Since the resurgence of the King James Only movement in the United States (and its exportation to other countries), there has been much debate among Christian groups who use the Reina–Valera Bible. However, the 1960 revision became the common Bible of many millions of Spanish-speaking Protestants around the world, surpassing the 1909 in its reception.[citation needed] Almost all Hispanic churches use it,[citation needed] despite the existence of projects to further revise it, such as the Reina Valera Gómez [es] edition of 2004.

The Reina–Valera Bible is authorized to be used in Spanish-language services by many religious groups, including the Church of Christ, Scientist[15] and the Anglican Communion.[16][17]

Unofficial revisions


See also



  1. ^ The facsimile reproduction was published by the Spanish Bible Society (1970 ISBN 84-8083-073-5).
  2. ^ "La Biblia del Siglo de Oro". La Biblia Web, Sociedades Bíblicas Unidas. 26 July 2010. Archived from the original on 21 June 2013. Retrieved 7 July 2013.
  3. ^ a b Anon. ¡Refrescante y más brillante que nunca! Sociedades Bíblicas Unidas (1995) p.9
  4. ^ compare: Rosales, Raymond S. Casiodoro de Reina: Patriarca del Protestantismo Hispano. St. Louis: Concordia Seminary Publications. 2002.
  5. ^ González, Jorge A. The Reina–Valera Bible: From Dream to Reality Archived 2007-09-18 at the Wayback Machine
  6. ^ James Dixon Douglas, Merrill Chapin Tenney (1997), Diccionario Bíblico Mundo Hispano, Editorial Mundo Hispano, pág 145.
  7. ^ "Sagradas Escrituras (1569) Bible, SEV". biblestudytools.com. Retrieved 8 July 2013.
  8. ^ A facsimile edition was produced by the Spanish Bible Society: (Sagrada Biblia. Traducción de Casiodoro de Reina 1569. Revisión de Cipriano de Valera 1602. Facsímil. 1990, Sociedades Biblicas Unidas, ISBN 84-85132-72-6)]
  9. ^ Anon. ¡Refrescante y más brillante que nunca! Sociedades Bíblicas Unidas (1995) pp. 22f
  10. ^ a b "Versiones castellanas de la Biblia" en Nuevo Diccionario Bíblico Ediciones Certeza (1991)
  11. ^ Anon. ¡Refrescante y más brillante que nunca! Sociedades Bíblicas Unidas (1995) p.14
  12. ^ Anon. ¡Refrescante y más brillante que nunca! Sociedades Bíblicas Unidas (1995) pp.19f
  13. ^ "Presentación" near beginning of the 1995 version study edition (no page number)
  14. ^ Anon. ¡Refrescante y más brillante que nunca! Sociedades Bíblicas Unidas (1995) pp. 51f
  15. ^ "Edición de citas - Christian Science Bible Lessons". Christian Science Bible Lessons.
  16. ^ "General Seminary will host lecture on printed Bibles". 27 March 2006.
  17. ^ "The Canons of the General Convention of the Episcopal Church (Canon 2 - of translations of the Bible) -Episcopal Church" (PDF).
  18. ^ compare: Here Comes Gomez; compare What About The Gomez Bible?
  19. ^ "Church Edition of Spanish Bible Now Published". 14 September 2009.
  20. ^ "La Santa Biblia". ChurchofJesusChrist.org.

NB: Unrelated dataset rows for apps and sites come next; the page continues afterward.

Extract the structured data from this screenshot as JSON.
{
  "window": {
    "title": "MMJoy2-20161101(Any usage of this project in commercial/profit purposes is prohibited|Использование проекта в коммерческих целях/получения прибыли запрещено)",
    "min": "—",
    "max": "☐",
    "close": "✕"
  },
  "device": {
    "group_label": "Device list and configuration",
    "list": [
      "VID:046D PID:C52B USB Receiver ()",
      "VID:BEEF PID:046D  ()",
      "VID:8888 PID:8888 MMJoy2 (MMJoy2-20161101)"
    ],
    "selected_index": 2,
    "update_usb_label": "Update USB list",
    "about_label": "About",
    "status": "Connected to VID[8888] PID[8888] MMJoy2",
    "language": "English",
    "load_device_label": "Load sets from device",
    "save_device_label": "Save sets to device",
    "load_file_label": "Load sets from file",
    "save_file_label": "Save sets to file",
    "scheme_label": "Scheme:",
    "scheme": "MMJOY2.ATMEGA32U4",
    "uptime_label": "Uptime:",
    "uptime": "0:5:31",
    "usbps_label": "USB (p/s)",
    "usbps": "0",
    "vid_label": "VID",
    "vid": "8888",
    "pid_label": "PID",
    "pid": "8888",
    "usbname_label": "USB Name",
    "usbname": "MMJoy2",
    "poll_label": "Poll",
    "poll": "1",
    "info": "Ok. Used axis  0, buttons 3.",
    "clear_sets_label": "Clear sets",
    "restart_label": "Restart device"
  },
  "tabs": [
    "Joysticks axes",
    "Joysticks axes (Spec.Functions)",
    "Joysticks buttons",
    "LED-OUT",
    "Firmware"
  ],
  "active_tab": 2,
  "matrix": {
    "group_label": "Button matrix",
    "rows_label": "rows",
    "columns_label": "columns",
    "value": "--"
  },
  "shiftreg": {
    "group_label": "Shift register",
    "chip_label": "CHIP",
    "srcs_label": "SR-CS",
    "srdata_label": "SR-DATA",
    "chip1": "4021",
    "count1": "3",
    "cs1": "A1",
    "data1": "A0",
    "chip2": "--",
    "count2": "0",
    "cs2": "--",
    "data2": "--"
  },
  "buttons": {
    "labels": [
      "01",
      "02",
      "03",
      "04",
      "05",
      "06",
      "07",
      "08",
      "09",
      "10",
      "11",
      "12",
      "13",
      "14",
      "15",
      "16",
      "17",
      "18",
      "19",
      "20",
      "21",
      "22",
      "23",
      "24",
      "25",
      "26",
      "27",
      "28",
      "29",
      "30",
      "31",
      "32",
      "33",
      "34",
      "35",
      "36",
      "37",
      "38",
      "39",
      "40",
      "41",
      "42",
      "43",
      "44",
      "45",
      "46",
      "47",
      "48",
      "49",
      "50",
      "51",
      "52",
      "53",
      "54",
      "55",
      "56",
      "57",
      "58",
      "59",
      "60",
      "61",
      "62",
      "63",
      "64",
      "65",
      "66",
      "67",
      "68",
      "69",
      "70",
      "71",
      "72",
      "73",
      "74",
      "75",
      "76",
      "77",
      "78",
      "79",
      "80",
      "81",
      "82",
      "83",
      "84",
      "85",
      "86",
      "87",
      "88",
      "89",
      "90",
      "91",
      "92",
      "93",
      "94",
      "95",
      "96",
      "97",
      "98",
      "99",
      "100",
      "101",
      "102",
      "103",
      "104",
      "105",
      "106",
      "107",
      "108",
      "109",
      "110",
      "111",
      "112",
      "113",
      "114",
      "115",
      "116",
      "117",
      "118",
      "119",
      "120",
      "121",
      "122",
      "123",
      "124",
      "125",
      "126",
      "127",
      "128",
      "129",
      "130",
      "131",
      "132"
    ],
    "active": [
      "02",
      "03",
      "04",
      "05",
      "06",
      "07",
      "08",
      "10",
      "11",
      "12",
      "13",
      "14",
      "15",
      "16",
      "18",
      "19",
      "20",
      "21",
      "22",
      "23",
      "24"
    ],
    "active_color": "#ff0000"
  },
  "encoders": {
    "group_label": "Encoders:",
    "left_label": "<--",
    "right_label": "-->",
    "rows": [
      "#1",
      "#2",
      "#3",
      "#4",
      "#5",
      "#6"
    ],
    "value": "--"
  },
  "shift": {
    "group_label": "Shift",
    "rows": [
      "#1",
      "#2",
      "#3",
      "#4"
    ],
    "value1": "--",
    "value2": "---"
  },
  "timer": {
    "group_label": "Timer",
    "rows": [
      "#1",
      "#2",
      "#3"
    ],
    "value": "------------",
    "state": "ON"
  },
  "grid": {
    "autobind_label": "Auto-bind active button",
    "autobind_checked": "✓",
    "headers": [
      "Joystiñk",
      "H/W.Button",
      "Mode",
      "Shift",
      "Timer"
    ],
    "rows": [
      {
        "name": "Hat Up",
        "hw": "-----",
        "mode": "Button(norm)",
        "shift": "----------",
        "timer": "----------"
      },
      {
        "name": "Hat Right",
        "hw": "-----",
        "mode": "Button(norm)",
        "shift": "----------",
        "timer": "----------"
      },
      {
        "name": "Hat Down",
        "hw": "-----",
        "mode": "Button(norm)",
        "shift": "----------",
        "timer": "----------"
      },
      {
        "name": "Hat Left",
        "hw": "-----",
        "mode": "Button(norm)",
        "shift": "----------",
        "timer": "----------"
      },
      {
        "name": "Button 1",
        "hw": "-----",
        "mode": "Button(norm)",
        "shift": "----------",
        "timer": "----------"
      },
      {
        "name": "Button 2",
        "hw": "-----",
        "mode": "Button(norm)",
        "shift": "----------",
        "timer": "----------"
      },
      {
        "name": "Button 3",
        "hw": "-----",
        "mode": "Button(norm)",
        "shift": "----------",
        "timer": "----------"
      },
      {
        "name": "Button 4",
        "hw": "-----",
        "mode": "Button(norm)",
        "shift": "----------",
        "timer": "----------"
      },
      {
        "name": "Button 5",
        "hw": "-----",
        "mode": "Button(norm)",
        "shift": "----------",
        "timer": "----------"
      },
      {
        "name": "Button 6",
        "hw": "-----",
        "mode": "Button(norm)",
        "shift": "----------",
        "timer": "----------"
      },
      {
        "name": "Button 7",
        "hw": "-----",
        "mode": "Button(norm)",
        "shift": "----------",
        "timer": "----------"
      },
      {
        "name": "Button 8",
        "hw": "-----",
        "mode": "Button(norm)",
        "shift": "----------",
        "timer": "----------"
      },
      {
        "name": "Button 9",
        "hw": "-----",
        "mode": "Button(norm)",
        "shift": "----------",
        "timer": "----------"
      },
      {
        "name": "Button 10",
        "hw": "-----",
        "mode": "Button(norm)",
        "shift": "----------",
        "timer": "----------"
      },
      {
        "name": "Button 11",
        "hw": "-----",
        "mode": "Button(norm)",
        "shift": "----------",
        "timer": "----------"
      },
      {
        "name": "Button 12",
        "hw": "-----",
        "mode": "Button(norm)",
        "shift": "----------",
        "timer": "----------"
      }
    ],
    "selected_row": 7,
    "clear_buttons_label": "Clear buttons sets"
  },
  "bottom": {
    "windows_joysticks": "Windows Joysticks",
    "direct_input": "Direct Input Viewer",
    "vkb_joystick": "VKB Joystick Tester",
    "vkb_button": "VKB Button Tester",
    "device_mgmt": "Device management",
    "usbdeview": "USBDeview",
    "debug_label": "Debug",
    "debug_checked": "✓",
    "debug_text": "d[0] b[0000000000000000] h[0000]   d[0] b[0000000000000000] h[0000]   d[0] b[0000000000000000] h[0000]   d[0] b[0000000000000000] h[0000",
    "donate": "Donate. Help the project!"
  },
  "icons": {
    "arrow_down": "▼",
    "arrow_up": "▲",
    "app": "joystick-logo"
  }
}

Further reading

  • Raymond S. Rosales. Casiodoro de Reina, patriarca del Protestantismo hispano, in Serie de monografías [de las] Publicaciones del Seminario Concordia, no. 5. Saint Louis, Mo.: Concordia Seminary Publications, 2002. ISBN 0-911770-74-7